» Prompt
Your answer is a copy of every line in the records where "total" appears.

(Beginning of Excerpted records)

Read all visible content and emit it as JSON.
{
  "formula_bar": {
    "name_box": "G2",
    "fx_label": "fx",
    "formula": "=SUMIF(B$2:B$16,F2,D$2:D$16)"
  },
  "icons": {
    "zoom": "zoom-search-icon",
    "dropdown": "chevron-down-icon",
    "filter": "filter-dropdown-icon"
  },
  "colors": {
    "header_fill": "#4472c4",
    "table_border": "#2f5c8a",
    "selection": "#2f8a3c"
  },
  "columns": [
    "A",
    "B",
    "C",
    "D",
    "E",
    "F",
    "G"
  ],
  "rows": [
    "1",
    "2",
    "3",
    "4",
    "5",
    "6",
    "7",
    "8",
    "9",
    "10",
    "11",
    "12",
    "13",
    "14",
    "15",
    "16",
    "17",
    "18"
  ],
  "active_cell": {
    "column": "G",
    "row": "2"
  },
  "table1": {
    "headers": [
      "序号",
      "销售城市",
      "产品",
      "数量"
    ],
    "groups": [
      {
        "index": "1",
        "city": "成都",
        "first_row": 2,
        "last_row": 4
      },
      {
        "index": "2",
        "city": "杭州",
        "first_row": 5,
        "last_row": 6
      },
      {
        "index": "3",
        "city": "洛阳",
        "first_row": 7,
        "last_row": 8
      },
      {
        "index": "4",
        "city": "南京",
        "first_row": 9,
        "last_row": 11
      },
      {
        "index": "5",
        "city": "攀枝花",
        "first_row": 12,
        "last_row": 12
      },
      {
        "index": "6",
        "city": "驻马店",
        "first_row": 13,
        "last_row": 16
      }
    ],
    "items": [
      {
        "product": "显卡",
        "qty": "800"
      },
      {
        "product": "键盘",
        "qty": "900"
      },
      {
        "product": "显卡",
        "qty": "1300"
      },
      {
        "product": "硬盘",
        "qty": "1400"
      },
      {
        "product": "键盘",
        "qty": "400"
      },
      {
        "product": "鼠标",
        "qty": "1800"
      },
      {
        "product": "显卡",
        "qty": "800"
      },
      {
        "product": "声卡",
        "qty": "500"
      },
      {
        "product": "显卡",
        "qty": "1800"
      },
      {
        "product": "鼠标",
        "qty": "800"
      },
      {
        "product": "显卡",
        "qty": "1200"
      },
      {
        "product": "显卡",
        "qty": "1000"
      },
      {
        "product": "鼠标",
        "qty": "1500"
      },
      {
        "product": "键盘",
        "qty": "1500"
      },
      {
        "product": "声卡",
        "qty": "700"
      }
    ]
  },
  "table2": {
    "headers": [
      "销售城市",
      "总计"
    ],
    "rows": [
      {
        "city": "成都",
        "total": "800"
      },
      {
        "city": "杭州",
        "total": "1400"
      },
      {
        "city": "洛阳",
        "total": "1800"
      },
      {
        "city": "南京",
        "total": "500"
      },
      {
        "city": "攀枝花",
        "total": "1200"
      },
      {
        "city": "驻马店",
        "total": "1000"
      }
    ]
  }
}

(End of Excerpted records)

» Response
        "total": "800"
        "total": "1400"
        "total": "1800"
        "total": "500"
        "total": "1200"
        "total": "1000"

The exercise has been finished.